## Activity
Reproduce the data below exactly. Skip the pictures.

## Provided data
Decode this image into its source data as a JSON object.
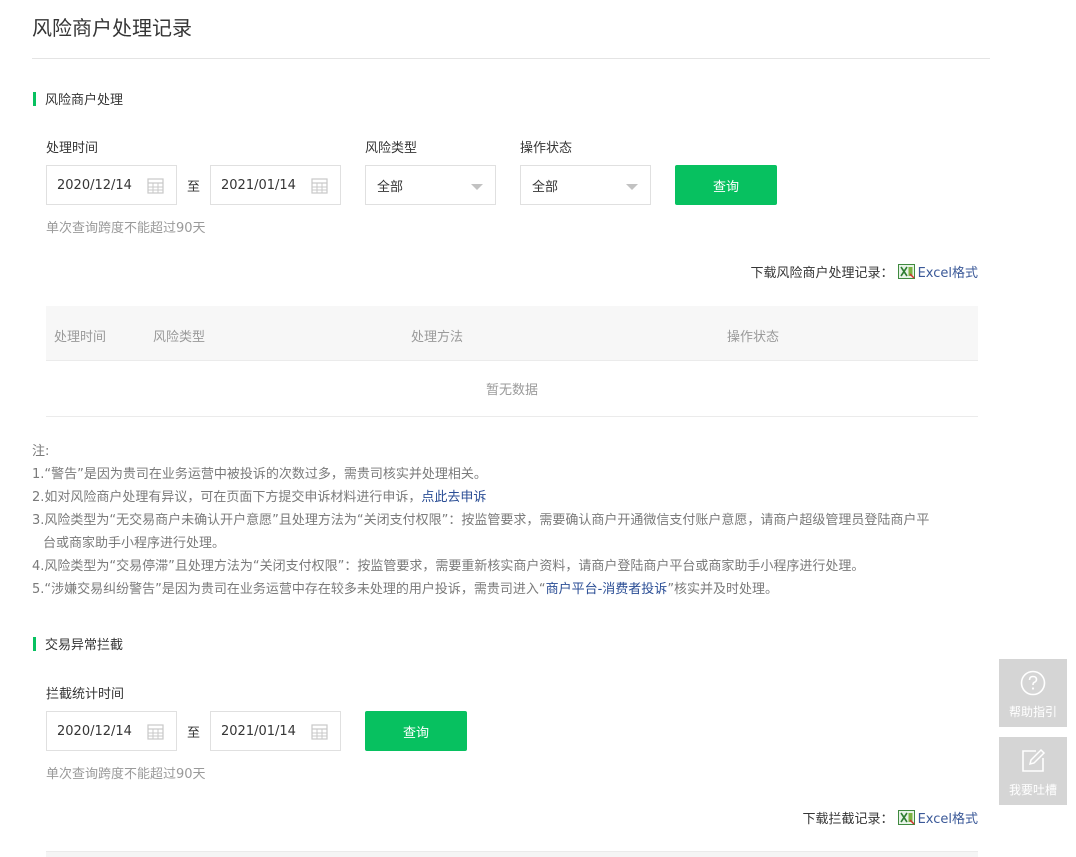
{
  "page": {
    "title": "风险商户处理记录"
  },
  "risk_section": {
    "heading": "风险商户处理",
    "time_label": "处理时间",
    "start_date": "2020/12/14",
    "to": "至",
    "end_date": "2021/01/14",
    "type_label": "风险类型",
    "type_value": "全部",
    "status_label": "操作状态",
    "status_value": "全部",
    "query_label": "查询",
    "hint": "单次查询跨度不能超过90天",
    "download_label": "下载风险商户处理记录：",
    "download_link": "Excel格式",
    "table": {
      "columns": [
        "处理时间",
        "风险类型",
        "处理方法",
        "操作状态"
      ],
      "empty_text": "暂无数据"
    }
  },
  "notes": {
    "title": "注:",
    "line1": "1.“警告”是因为贵司在业务运营中被投诉的次数过多，需贵司核实并处理相关。",
    "line2_prefix": "2.如对风险商户处理有异议，可在页面下方提交申诉材料进行申诉，",
    "line2_link": "点此去申诉",
    "line3a": "3.风险类型为“无交易商户未确认开户意愿”且处理方法为“关闭支付权限”：按监管要求，需要确认商户开通微信支付账户意愿，请商户超级管理员登陆商户平",
    "line3b": "台或商家助手小程序进行处理。",
    "line4": "4.风险类型为“交易停滞”且处理方法为“关闭支付权限”：按监管要求，需要重新核实商户资料，请商户登陆商户平台或商家助手小程序进行处理。",
    "line5_prefix": "5.“涉嫌交易纠纷警告”是因为贵司在业务运营中存在较多未处理的用户投诉，需贵司进入“",
    "line5_link": "商户平台-消费者投诉",
    "line5_suffix": "”核实并及时处理。"
  },
  "intercept_section": {
    "heading": "交易异常拦截",
    "time_label": "拦截统计时间",
    "start_date": "2020/12/14",
    "to": "至",
    "end_date": "2021/01/14",
    "query_label": "查询",
    "hint": "单次查询跨度不能超过90天",
    "download_label": "下载拦截记录：",
    "download_link": "Excel格式"
  },
  "side": {
    "help_label": "帮助指引",
    "feedback_label": "我要吐槽"
  },
  "colors": {
    "accent": "#07c160",
    "link": "#3b5998",
    "side_bg": "#d5d5d5"
  }
}
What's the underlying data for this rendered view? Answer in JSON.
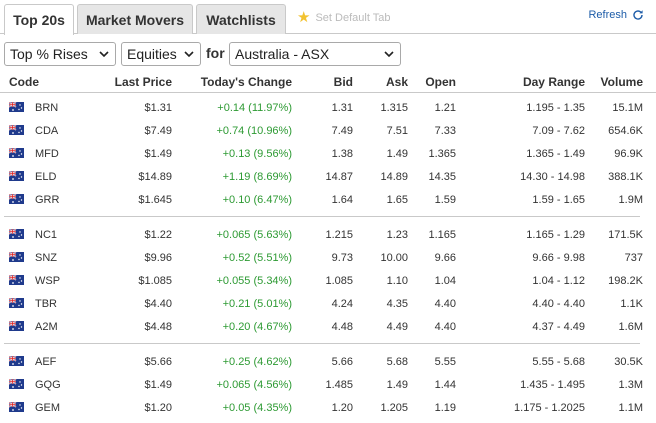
{
  "tabs": [
    {
      "label": "Top 20s",
      "active": true
    },
    {
      "label": "Market Movers",
      "active": false
    },
    {
      "label": "Watchlists",
      "active": false
    }
  ],
  "default_tab": {
    "label": "Set Default Tab",
    "icon": "star-icon"
  },
  "refresh": {
    "label": "Refresh",
    "icon": "refresh-icon"
  },
  "filters": {
    "type": "Top % Rises",
    "market": "Equities",
    "for_label": "for",
    "exchange": "Australia - ASX"
  },
  "columns": {
    "code": "Code",
    "last": "Last Price",
    "change": "Today's Change",
    "bid": "Bid",
    "ask": "Ask",
    "open": "Open",
    "range": "Day Range",
    "volume": "Volume"
  },
  "colors": {
    "positive": "#2d9a33",
    "link": "#1d5ca8",
    "star": "#f2c230"
  },
  "rows": [
    {
      "code": "BRN",
      "last": "$1.31",
      "change": "+0.14 (11.97%)",
      "bid": "1.31",
      "ask": "1.315",
      "open": "1.21",
      "range": "1.195 - 1.35",
      "volume": "15.1M"
    },
    {
      "code": "CDA",
      "last": "$7.49",
      "change": "+0.74 (10.96%)",
      "bid": "7.49",
      "ask": "7.51",
      "open": "7.33",
      "range": "7.09 - 7.62",
      "volume": "654.6K"
    },
    {
      "code": "MFD",
      "last": "$1.49",
      "change": "+0.13 (9.56%)",
      "bid": "1.38",
      "ask": "1.49",
      "open": "1.365",
      "range": "1.365 - 1.49",
      "volume": "96.9K"
    },
    {
      "code": "ELD",
      "last": "$14.89",
      "change": "+1.19 (8.69%)",
      "bid": "14.87",
      "ask": "14.89",
      "open": "14.35",
      "range": "14.30 - 14.98",
      "volume": "388.1K"
    },
    {
      "code": "GRR",
      "last": "$1.645",
      "change": "+0.10 (6.47%)",
      "bid": "1.64",
      "ask": "1.65",
      "open": "1.59",
      "range": "1.59 - 1.65",
      "volume": "1.9M"
    },
    {
      "code": "NC1",
      "last": "$1.22",
      "change": "+0.065 (5.63%)",
      "bid": "1.215",
      "ask": "1.23",
      "open": "1.165",
      "range": "1.165 - 1.29",
      "volume": "171.5K"
    },
    {
      "code": "SNZ",
      "last": "$9.96",
      "change": "+0.52 (5.51%)",
      "bid": "9.73",
      "ask": "10.00",
      "open": "9.66",
      "range": "9.66 - 9.98",
      "volume": "737"
    },
    {
      "code": "WSP",
      "last": "$1.085",
      "change": "+0.055 (5.34%)",
      "bid": "1.085",
      "ask": "1.10",
      "open": "1.04",
      "range": "1.04 - 1.12",
      "volume": "198.2K"
    },
    {
      "code": "TBR",
      "last": "$4.40",
      "change": "+0.21 (5.01%)",
      "bid": "4.24",
      "ask": "4.35",
      "open": "4.40",
      "range": "4.40 - 4.40",
      "volume": "1.1K"
    },
    {
      "code": "A2M",
      "last": "$4.48",
      "change": "+0.20 (4.67%)",
      "bid": "4.48",
      "ask": "4.49",
      "open": "4.40",
      "range": "4.37 - 4.49",
      "volume": "1.6M"
    },
    {
      "code": "AEF",
      "last": "$5.66",
      "change": "+0.25 (4.62%)",
      "bid": "5.66",
      "ask": "5.68",
      "open": "5.55",
      "range": "5.55 - 5.68",
      "volume": "30.5K"
    },
    {
      "code": "GQG",
      "last": "$1.49",
      "change": "+0.065 (4.56%)",
      "bid": "1.485",
      "ask": "1.49",
      "open": "1.44",
      "range": "1.435 - 1.495",
      "volume": "1.3M"
    },
    {
      "code": "GEM",
      "last": "$1.20",
      "change": "+0.05 (4.35%)",
      "bid": "1.20",
      "ask": "1.205",
      "open": "1.19",
      "range": "1.175 - 1.2025",
      "volume": "1.1M"
    }
  ]
}
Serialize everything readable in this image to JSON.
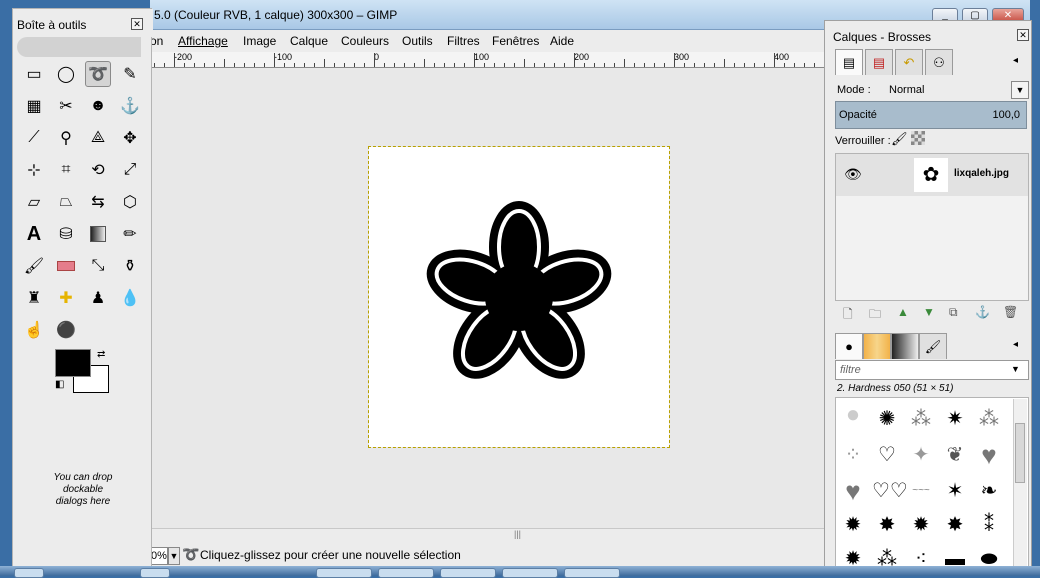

## Result of the exercise
Decode this image into its source data as a JSON object.
{
  "page": {
    "title": "风险商户处理记录"
  },
  "risk_section": {
    "heading": "风险商户处理",
    "time_label": "处理时间",
    "start_date": "2020/12/14",
    "to": "至",
    "end_date": "2021/01/14",
    "type_label": "风险类型",
    "type_value": "全部",
    "status_label": "操作状态",
    "status_value": "全部",
    "query_label": "查询",
    "hint": "单次查询跨度不能超过90天",
    "download_label": "下载风险商户处理记录：",
    "download_link": "Excel格式",
    "table": {
      "columns": [
        "处理时间",
        "风险类型",
        "处理方法",
        "操作状态"
      ],
      "empty_text": "暂无数据"
    }
  },
  "notes": {
    "title": "注:",
    "line1": "1.“警告”是因为贵司在业务运营中被投诉的次数过多，需贵司核实并处理相关。",
    "line2_prefix": "2.如对风险商户处理有异议，可在页面下方提交申诉材料进行申诉，",
    "line2_link": "点此去申诉",
    "line3a": "3.风险类型为“无交易商户未确认开户意愿”且处理方法为“关闭支付权限”：按监管要求，需要确认商户开通微信支付账户意愿，请商户超级管理员登陆商户平",
    "line3b": "台或商家助手小程序进行处理。",
    "line4": "4.风险类型为“交易停滞”且处理方法为“关闭支付权限”：按监管要求，需要重新核实商户资料，请商户登陆商户平台或商家助手小程序进行处理。",
    "line5_prefix": "5.“涉嫌交易纠纷警告”是因为贵司在业务运营中存在较多未处理的用户投诉，需贵司进入“",
    "line5_link": "商户平台-消费者投诉",
    "line5_suffix": "”核实并及时处理。"
  },
  "intercept_section": {
    "heading": "交易异常拦截",
    "time_label": "拦截统计时间",
    "start_date": "2020/12/14",
    "to": "至",
    "end_date": "2021/01/14",
    "query_label": "查询",
    "hint": "单次查询跨度不能超过90天",
    "download_label": "下载拦截记录：",
    "download_link": "Excel格式"
  },
  "side": {
    "help_label": "帮助指引",
    "feedback_label": "我要吐槽"
  },
  "colors": {
    "accent": "#07c160",
    "link": "#3b5998",
    "side_bg": "#d5d5d5"
  }
}
What's the underlying data for this rendered view? Answer in JSON.
{
  "tabs": [
    {
      "label": "Top 20s",
      "active": true
    },
    {
      "label": "Market Movers",
      "active": false
    },
    {
      "label": "Watchlists",
      "active": false
    }
  ],
  "default_tab": {
    "label": "Set Default Tab",
    "icon": "star-icon"
  },
  "refresh": {
    "label": "Refresh",
    "icon": "refresh-icon"
  },
  "filters": {
    "type": "Top % Rises",
    "market": "Equities",
    "for_label": "for",
    "exchange": "Australia - ASX"
  },
  "columns": {
    "code": "Code",
    "last": "Last Price",
    "change": "Today's Change",
    "bid": "Bid",
    "ask": "Ask",
    "open": "Open",
    "range": "Day Range",
    "volume": "Volume"
  },
  "colors": {
    "positive": "#2d9a33",
    "link": "#1d5ca8",
    "star": "#f2c230"
  },
  "rows": [
    {
      "code": "BRN",
      "last": "$1.31",
      "change": "+0.14 (11.97%)",
      "bid": "1.31",
      "ask": "1.315",
      "open": "1.21",
      "range": "1.195 - 1.35",
      "volume": "15.1M"
    },
    {
      "code": "CDA",
      "last": "$7.49",
      "change": "+0.74 (10.96%)",
      "bid": "7.49",
      "ask": "7.51",
      "open": "7.33",
      "range": "7.09 - 7.62",
      "volume": "654.6K"
    },
    {
      "code": "MFD",
      "last": "$1.49",
      "change": "+0.13 (9.56%)",
      "bid": "1.38",
      "ask": "1.49",
      "open": "1.365",
      "range": "1.365 - 1.49",
      "volume": "96.9K"
    },
    {
      "code": "ELD",
      "last": "$14.89",
      "change": "+1.19 (8.69%)",
      "bid": "14.87",
      "ask": "14.89",
      "open": "14.35",
      "range": "14.30 - 14.98",
      "volume": "388.1K"
    },
    {
      "code": "GRR",
      "last": "$1.645",
      "change": "+0.10 (6.47%)",
      "bid": "1.64",
      "ask": "1.65",
      "open": "1.59",
      "range": "1.59 - 1.65",
      "volume": "1.9M"
    },
    {
      "code": "NC1",
      "last": "$1.22",
      "change": "+0.065 (5.63%)",
      "bid": "1.215",
      "ask": "1.23",
      "open": "1.165",
      "range": "1.165 - 1.29",
      "volume": "171.5K"
    },
    {
      "code": "SNZ",
      "last": "$9.96",
      "change": "+0.52 (5.51%)",
      "bid": "9.73",
      "ask": "10.00",
      "open": "9.66",
      "range": "9.66 - 9.98",
      "volume": "737"
    },
    {
      "code": "WSP",
      "last": "$1.085",
      "change": "+0.055 (5.34%)",
      "bid": "1.085",
      "ask": "1.10",
      "open": "1.04",
      "range": "1.04 - 1.12",
      "volume": "198.2K"
    },
    {
      "code": "TBR",
      "last": "$4.40",
      "change": "+0.21 (5.01%)",
      "bid": "4.24",
      "ask": "4.35",
      "open": "4.40",
      "range": "4.40 - 4.40",
      "volume": "1.1K"
    },
    {
      "code": "A2M",
      "last": "$4.48",
      "change": "+0.20 (4.67%)",
      "bid": "4.48",
      "ask": "4.49",
      "open": "4.40",
      "range": "4.37 - 4.49",
      "volume": "1.6M"
    },
    {
      "code": "AEF",
      "last": "$5.66",
      "change": "+0.25 (4.62%)",
      "bid": "5.66",
      "ask": "5.68",
      "open": "5.55",
      "range": "5.55 - 5.68",
      "volume": "30.5K"
    },
    {
      "code": "GQG",
      "last": "$1.49",
      "change": "+0.065 (4.56%)",
      "bid": "1.485",
      "ask": "1.49",
      "open": "1.44",
      "range": "1.435 - 1.495",
      "volume": "1.3M"
    },
    {
      "code": "GEM",
      "last": "$1.20",
      "change": "+0.05 (4.35%)",
      "bid": "1.20",
      "ask": "1.205",
      "open": "1.19",
      "range": "1.175 - 1.2025",
      "volume": "1.1M"
    }
  ]
}
Serialize everything readable in this image to JSON.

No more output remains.